* **REQUIRED WORK**:
Search the records that follow and extract every line containing the string "screenshot".

* **WORKING DATA**:
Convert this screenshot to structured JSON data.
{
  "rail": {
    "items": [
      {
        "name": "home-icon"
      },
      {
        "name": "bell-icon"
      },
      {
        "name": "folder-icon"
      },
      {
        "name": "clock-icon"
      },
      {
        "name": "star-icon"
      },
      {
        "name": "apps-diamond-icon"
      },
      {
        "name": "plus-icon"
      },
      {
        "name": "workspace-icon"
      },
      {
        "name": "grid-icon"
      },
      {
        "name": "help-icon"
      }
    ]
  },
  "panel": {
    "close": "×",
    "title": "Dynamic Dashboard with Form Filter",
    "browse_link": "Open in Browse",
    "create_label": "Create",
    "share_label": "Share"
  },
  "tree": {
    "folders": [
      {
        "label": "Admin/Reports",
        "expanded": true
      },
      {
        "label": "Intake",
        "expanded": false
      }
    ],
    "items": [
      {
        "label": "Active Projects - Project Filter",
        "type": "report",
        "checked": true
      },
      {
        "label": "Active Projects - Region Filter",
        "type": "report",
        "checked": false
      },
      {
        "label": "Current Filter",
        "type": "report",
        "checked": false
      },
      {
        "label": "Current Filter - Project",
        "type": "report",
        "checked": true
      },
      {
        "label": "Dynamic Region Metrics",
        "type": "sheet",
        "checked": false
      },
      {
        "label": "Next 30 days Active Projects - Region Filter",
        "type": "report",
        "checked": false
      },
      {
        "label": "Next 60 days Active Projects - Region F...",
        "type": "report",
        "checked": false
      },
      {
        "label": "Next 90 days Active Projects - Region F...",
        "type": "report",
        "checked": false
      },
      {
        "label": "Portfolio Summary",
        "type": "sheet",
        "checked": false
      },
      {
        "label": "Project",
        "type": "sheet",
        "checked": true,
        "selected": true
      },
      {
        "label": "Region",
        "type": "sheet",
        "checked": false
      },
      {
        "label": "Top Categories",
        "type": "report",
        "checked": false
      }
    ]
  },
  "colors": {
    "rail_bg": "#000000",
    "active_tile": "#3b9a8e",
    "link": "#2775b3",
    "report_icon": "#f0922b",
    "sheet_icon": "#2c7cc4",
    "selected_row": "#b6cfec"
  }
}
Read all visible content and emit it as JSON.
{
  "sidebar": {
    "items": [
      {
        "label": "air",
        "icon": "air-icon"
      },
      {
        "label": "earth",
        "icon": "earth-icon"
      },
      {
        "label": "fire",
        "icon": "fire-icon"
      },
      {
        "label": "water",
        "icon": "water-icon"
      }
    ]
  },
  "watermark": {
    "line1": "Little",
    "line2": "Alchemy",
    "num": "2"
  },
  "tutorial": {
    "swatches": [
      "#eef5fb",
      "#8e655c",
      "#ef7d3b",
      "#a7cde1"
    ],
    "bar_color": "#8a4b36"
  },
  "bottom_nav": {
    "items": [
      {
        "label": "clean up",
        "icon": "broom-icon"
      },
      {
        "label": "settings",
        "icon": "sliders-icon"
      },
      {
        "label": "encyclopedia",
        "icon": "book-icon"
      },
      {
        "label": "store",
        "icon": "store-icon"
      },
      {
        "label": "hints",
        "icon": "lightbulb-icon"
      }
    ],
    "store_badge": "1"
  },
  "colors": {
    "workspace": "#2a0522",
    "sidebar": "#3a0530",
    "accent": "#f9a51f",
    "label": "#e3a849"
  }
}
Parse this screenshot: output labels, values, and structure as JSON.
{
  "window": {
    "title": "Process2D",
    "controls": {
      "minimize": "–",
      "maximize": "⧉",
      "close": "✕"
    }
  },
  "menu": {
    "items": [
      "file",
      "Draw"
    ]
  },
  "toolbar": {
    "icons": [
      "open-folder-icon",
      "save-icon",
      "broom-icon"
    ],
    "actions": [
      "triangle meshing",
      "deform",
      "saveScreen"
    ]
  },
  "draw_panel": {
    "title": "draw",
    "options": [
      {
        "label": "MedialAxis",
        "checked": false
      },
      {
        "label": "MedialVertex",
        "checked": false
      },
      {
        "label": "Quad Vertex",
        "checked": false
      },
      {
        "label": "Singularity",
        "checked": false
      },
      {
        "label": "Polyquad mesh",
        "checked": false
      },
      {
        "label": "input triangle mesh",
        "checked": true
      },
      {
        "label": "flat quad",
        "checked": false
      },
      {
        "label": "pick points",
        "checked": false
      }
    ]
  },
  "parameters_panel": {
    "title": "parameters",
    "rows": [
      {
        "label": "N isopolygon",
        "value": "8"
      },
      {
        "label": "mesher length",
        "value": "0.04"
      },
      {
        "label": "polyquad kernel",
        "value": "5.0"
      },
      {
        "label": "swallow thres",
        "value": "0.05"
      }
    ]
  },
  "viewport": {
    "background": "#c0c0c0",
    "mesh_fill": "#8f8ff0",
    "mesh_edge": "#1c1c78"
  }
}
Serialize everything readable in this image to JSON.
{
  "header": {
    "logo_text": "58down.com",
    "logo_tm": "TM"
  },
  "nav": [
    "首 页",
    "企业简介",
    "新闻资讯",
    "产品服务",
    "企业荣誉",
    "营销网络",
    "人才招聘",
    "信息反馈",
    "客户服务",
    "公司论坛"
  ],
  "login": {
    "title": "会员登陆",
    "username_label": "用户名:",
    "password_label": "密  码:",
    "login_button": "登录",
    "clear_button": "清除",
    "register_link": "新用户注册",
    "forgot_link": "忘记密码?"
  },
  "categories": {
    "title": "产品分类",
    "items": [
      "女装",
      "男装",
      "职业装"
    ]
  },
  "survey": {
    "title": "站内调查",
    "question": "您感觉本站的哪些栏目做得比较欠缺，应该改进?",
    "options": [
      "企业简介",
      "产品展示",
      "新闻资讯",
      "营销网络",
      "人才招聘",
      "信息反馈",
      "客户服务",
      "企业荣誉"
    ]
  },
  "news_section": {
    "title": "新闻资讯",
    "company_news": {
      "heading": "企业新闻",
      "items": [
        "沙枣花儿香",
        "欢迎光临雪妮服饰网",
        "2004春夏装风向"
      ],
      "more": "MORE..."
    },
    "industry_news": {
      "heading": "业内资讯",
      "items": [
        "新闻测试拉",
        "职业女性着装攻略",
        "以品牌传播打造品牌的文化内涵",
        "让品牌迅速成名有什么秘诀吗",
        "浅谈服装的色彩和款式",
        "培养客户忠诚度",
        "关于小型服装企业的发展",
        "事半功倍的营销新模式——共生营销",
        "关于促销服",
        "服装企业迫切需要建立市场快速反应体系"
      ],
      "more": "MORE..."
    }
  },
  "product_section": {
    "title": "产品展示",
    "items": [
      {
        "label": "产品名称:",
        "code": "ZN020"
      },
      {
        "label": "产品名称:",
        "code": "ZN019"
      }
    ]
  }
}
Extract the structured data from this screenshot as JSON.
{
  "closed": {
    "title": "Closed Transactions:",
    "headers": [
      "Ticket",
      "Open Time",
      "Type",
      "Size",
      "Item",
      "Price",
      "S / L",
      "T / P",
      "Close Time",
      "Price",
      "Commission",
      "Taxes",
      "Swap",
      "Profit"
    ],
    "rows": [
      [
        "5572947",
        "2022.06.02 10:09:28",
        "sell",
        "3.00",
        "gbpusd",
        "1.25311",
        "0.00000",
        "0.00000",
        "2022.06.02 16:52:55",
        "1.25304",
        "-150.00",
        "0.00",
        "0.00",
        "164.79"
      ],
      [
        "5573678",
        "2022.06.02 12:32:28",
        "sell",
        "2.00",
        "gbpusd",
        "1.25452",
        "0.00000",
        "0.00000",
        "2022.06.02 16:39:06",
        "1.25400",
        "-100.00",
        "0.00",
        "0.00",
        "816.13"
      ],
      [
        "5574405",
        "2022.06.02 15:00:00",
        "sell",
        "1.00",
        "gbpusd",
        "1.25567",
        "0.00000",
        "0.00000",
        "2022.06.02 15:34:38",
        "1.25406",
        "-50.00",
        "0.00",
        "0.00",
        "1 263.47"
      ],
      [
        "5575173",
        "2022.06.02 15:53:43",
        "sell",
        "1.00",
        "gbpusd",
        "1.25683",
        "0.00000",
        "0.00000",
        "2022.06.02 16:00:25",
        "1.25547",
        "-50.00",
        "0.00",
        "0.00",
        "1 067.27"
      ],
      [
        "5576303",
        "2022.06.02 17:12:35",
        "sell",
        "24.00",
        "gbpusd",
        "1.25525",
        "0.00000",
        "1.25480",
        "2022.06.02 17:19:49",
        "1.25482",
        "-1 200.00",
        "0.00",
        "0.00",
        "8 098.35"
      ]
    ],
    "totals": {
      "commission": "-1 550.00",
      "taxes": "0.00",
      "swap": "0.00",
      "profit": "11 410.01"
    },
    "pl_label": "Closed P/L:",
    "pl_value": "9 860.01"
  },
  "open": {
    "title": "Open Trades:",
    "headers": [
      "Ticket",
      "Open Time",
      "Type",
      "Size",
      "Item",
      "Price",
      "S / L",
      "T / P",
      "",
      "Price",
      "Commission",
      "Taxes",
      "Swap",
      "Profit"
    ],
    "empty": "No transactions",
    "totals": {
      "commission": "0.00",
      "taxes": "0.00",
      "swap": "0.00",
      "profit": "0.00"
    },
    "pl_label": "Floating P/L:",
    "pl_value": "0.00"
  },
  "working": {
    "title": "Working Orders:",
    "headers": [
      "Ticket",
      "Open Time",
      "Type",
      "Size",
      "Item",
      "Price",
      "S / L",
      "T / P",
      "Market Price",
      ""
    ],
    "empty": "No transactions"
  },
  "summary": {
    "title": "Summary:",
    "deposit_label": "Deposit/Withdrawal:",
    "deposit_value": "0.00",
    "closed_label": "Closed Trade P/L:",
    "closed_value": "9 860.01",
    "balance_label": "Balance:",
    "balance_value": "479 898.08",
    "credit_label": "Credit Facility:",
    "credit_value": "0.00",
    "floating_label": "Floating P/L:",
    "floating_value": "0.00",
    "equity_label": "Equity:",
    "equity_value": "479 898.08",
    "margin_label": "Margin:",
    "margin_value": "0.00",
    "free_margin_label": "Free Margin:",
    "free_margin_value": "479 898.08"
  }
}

* **RESPONSE AREA**:
Convert this screenshot to structured JSON data.
Parse this screenshot: output labels, values, and structure as JSON.
Extract the structured data from this screenshot as JSON.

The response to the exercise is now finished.